I think it probably prints what you first said, though I am not sure and not interested enough to work it out.
What we can say for sure is that it will always produce the same result on every Java compiler and JVM. The language spec carefully defines operator precedence, expression evaluation etc.
Although the answer to the question will be fixed and well-defined by the spec, anyone writing code like that in a real application deserves to be ruthlessly mocked. Brackets should be used to make it clear. That applies to any complex expression. Maintainablity is important.
Betty Rubble? Well, I would go with Betty... but I'd be thinking of Wilma.
How expressions are evaluated by a Java compiler or runtime environment is described within The Java Language Specification (also known as the JLS, for short). If you're not already familiar and comfortable with this document, as you learn Java, you may find that you soon will be (though it may initially appear to be somewhat intimidating, i.e. technical and boring).
Different implementations of Java compilers or runtime environments should all adhere to the rules in the JLS (otherwise, I suppose, they'd arguably not be Java compilers or runtime environments). (Note: The Java language has changed slightly since version 1.0, though I don't presently recall how any of these changes pertain to this conversation.)

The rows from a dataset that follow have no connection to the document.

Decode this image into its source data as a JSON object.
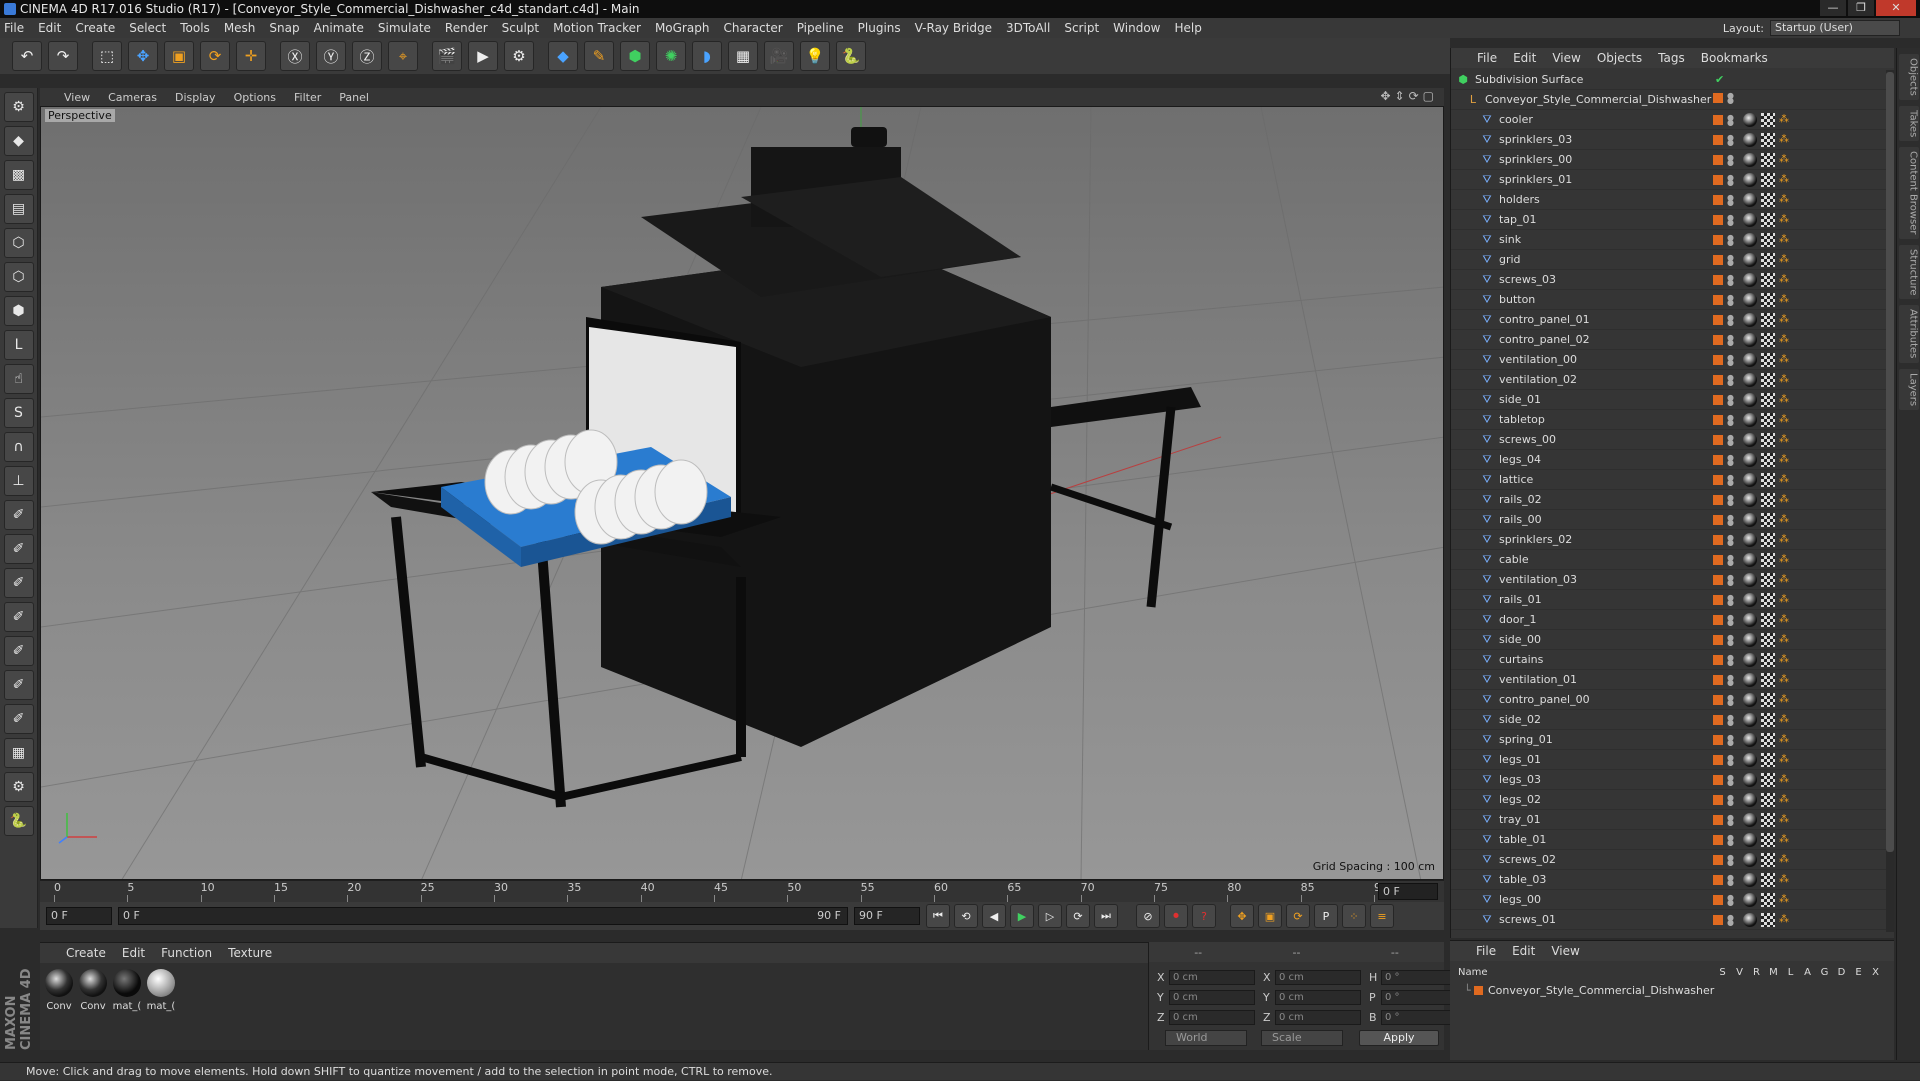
{
  "window": {
    "title": "CINEMA 4D R17.016 Studio (R17) - [Conveyor_Style_Commercial_Dishwasher_c4d_standart.c4d] - Main"
  },
  "menubar": [
    "File",
    "Edit",
    "Create",
    "Select",
    "Tools",
    "Mesh",
    "Snap",
    "Animate",
    "Simulate",
    "Render",
    "Sculpt",
    "Motion Tracker",
    "MoGraph",
    "Character",
    "Pipeline",
    "Plugins",
    "V-Ray Bridge",
    "3DToAll",
    "Script",
    "Window",
    "Help"
  ],
  "layout": {
    "label": "Layout:",
    "value": "Startup (User)"
  },
  "viewport": {
    "menu": [
      "View",
      "Cameras",
      "Display",
      "Options",
      "Filter",
      "Panel"
    ],
    "label": "Perspective",
    "grid_spacing": "Grid Spacing : 100 cm"
  },
  "timeline": {
    "ticks": [
      "0",
      "5",
      "10",
      "15",
      "20",
      "25",
      "30",
      "35",
      "40",
      "45",
      "50",
      "55",
      "60",
      "65",
      "70",
      "75",
      "80",
      "85",
      "90"
    ],
    "current": "0 F"
  },
  "playbar": {
    "start": "0 F",
    "range_start": "0 F",
    "range_end": "90 F",
    "end": "90 F"
  },
  "materials": {
    "menu": [
      "Create",
      "Edit",
      "Function",
      "Texture"
    ],
    "items": [
      {
        "label": "Conv",
        "style": "tex"
      },
      {
        "label": "Conv",
        "style": "tex"
      },
      {
        "label": "mat_(",
        "style": "dark"
      },
      {
        "label": "mat_(",
        "style": "light"
      }
    ]
  },
  "coords": {
    "head": [
      "--",
      "--",
      "--"
    ],
    "rows": [
      {
        "a": "X",
        "av": "0 cm",
        "b": "X",
        "bv": "0 cm",
        "c": "H",
        "cv": "0 °"
      },
      {
        "a": "Y",
        "av": "0 cm",
        "b": "Y",
        "bv": "0 cm",
        "c": "P",
        "cv": "0 °"
      },
      {
        "a": "Z",
        "av": "0 cm",
        "b": "Z",
        "bv": "0 cm",
        "c": "B",
        "cv": "0 °"
      }
    ],
    "mode": "World",
    "scale": "Scale",
    "apply": "Apply"
  },
  "objects": {
    "menu": [
      "File",
      "Edit",
      "View",
      "Objects",
      "Tags",
      "Bookmarks"
    ],
    "root": "Subdivision Surface",
    "group": "Conveyor_Style_Commercial_Dishwasher",
    "items": [
      "cooler",
      "sprinklers_03",
      "sprinklers_00",
      "sprinklers_01",
      "holders",
      "tap_01",
      "sink",
      "grid",
      "screws_03",
      "button",
      "contro_panel_01",
      "contro_panel_02",
      "ventilation_00",
      "ventilation_02",
      "side_01",
      "tabletop",
      "screws_00",
      "legs_04",
      "lattice",
      "rails_02",
      "rails_00",
      "sprinklers_02",
      "cable",
      "ventilation_03",
      "rails_01",
      "door_1",
      "side_00",
      "curtains",
      "ventilation_01",
      "contro_panel_00",
      "side_02",
      "spring_01",
      "legs_01",
      "legs_03",
      "legs_02",
      "tray_01",
      "table_01",
      "screws_02",
      "table_03",
      "legs_00",
      "screws_01"
    ]
  },
  "layers": {
    "menu": [
      "File",
      "Edit",
      "View"
    ],
    "name_header": "Name",
    "cols": [
      "S",
      "V",
      "R",
      "M",
      "L",
      "A",
      "G",
      "D",
      "E",
      "X"
    ],
    "row": "Conveyor_Style_Commercial_Dishwasher"
  },
  "side_tabs": [
    "Objects",
    "Takes",
    "Content Browser",
    "Structure",
    "Attributes",
    "Layers"
  ],
  "status": "Move: Click and drag to move elements. Hold down SHIFT to quantize movement / add to the selection in point mode, CTRL to remove.",
  "colors": {
    "accent": "#e06a20",
    "selection": "#4aa3ff"
  }
}
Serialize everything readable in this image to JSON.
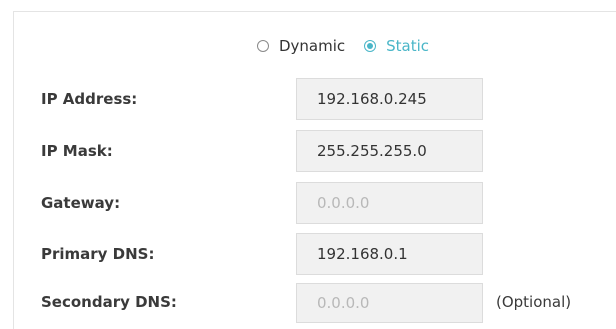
{
  "mode": {
    "options": [
      {
        "label": "Dynamic",
        "selected": false
      },
      {
        "label": "Static",
        "selected": true
      }
    ],
    "accent_color": "#4ab6c8"
  },
  "fields": [
    {
      "label": "IP Address:",
      "value": "192.168.0.245",
      "placeholder": ""
    },
    {
      "label": "IP Mask:",
      "value": "255.255.255.0",
      "placeholder": ""
    },
    {
      "label": "Gateway:",
      "value": "",
      "placeholder": "0.0.0.0"
    },
    {
      "label": "Primary DNS:",
      "value": "192.168.0.1",
      "placeholder": ""
    },
    {
      "label": "Secondary DNS:",
      "value": "",
      "placeholder": "0.0.0.0"
    }
  ],
  "secondary_dns_note": "(Optional)"
}
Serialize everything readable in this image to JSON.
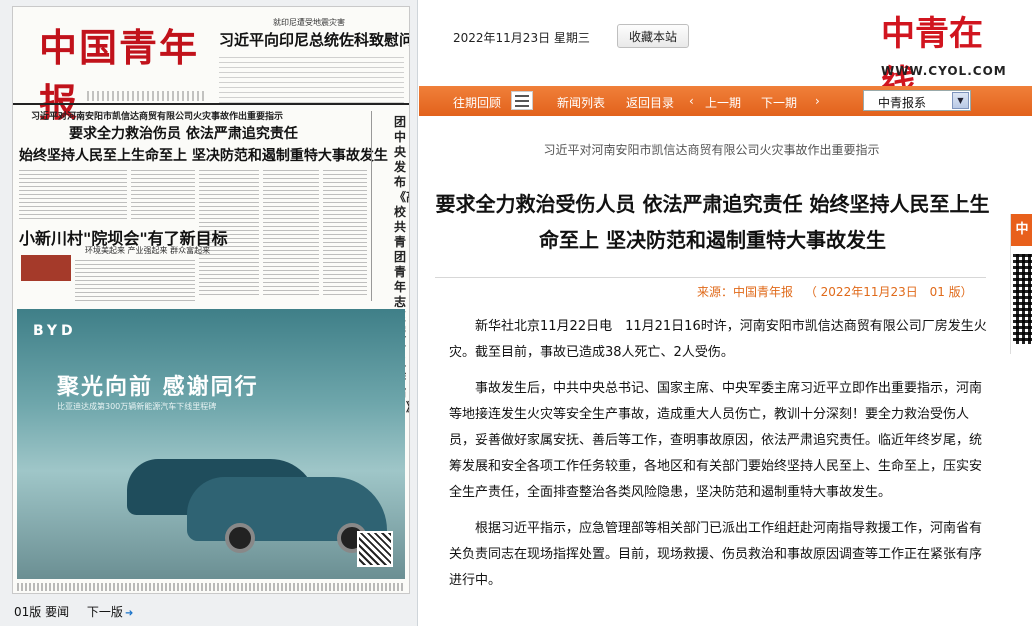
{
  "newspaper_page": {
    "masthead": "中国青年报",
    "top_kicker": "就印尼遭受地震灾害",
    "top_headline": "习近平向印尼总统佐科致慰问电",
    "lead_kicker": "习近平对河南安阳市凯信达商贸有限公司火灾事故作出重要指示",
    "lead_headline_1": "要求全力救治伤员 依法严肃追究责任",
    "lead_headline_2": "始终坚持人民至上生命至上 坚决防范和遏制重特大事故发生",
    "column_title": "团中央发布《高校共青团青年志愿服务工作指引》",
    "sub_headline": "小新川村\"院坝会\"有了新目标",
    "sub_subline": "环境美起来 产业强起来 群众富起来",
    "ad_brand": "BYD",
    "ad_line1": "聚光向前 感谢同行",
    "ad_line2": "比亚迪达成第300万辆新能源汽车下线里程碑"
  },
  "page_nav": {
    "current": "01版 要闻",
    "next": "下一版"
  },
  "topbar": {
    "date": "2022年11月23日 星期三",
    "favorite_button": "收藏本站",
    "logo_cn": "中青在线",
    "logo_en": "WWW.CYOL.COM"
  },
  "navbar": {
    "items": [
      "往期回顾",
      "新闻列表",
      "返回目录",
      "上一期",
      "下一期"
    ],
    "select_value": "中青报系",
    "prev_arrow": "‹",
    "next_arrow": "›"
  },
  "article": {
    "kicker": "习近平对河南安阳市凯信达商贸有限公司火灾事故作出重要指示",
    "title": "要求全力救治受伤人员 依法严肃追究责任 始终坚持人民至上生命至上 坚决防范和遏制重特大事故发生",
    "source_label": "来源：中国青年报",
    "source_date": "（ 2022年11月23日",
    "source_page": "01 版）",
    "paragraphs": [
      "新华社北京11月22日电　11月21日16时许，河南安阳市凯信达商贸有限公司厂房发生火灾。截至目前，事故已造成38人死亡、2人受伤。",
      "事故发生后，中共中央总书记、国家主席、中央军委主席习近平立即作出重要指示，河南等地接连发生火灾等安全生产事故，造成重大人员伤亡，教训十分深刻！要全力救治受伤人员，妥善做好家属安抚、善后等工作，查明事故原因，依法严肃追究责任。临近年终岁尾，统筹发展和安全各项工作任务较重，各地区和有关部门要始终坚持人民至上、生命至上，压实安全生产责任，全面排查整治各类风险隐患，坚决防范和遏制重特大事故发生。",
      "根据习近平指示，应急管理部等相关部门已派出工作组赶赴河南指导救援工作，河南省有关负责同志在现场指挥处置。目前，现场救援、伤员救治和事故原因调查等工作正在紧张有序进行中。"
    ]
  },
  "side_tab": {
    "label": "中"
  }
}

The expression 7 + 2 + "JP" + 3 + 2 should be evaluated the same way by all Java compilers and runtime environments. The evaluation order is especially relevant. As you've likely already discovered, this example expression is evaluated from left to right (and will always evaluate to "10JP32").
Are the steps of the evaluation of this example expression clear? [ June 12, 2007: Message edited by: Dirk Schreckmann ]
Hi, the explanation provided by Dirk Schreckmann is the required answer.But I wonder why 3+2 is not evaluated to 5? I think this is because of the presence of string int the expression, so all further operands are treated as string. If I am wrong, please provide the correct information.
Hi, The discussion above concludes the fact that when string is present in the println method's expression, the remaining operands are converted to string. I just want to know how does this take place? Because, the operands in the println are/may be primitive datatypes, and as far as I know, there is no toString() method defined for primitive datatypes and Autoboxing is supported in Java 5.0 not in the previous versions.
Originally posted by Amit Ghorpade : The discussion above concludes the fact that when string is present in the println method's expression, the remaining operands are converted to string.
Yes you are right but with a small clarification. Its not always whenever a String is present in the SOP the remaining operands are converted into String! But the operands whichever follows one String, will all be treated as Strings.
If you look at the sample code i have given above, that will make it crystal clear. Again, just to make it clarified more,
As Fred Rosenberger said, the + operator in Java is overloaded!. Don't forget that.
Hope this helps. [ June 19, 2007: Message edited by: Raghavan Muthu ]
I’ve looked at a lot of different solutions, and in my humble opinion Aspose is the way to go. Here’s the link: http://aspose.com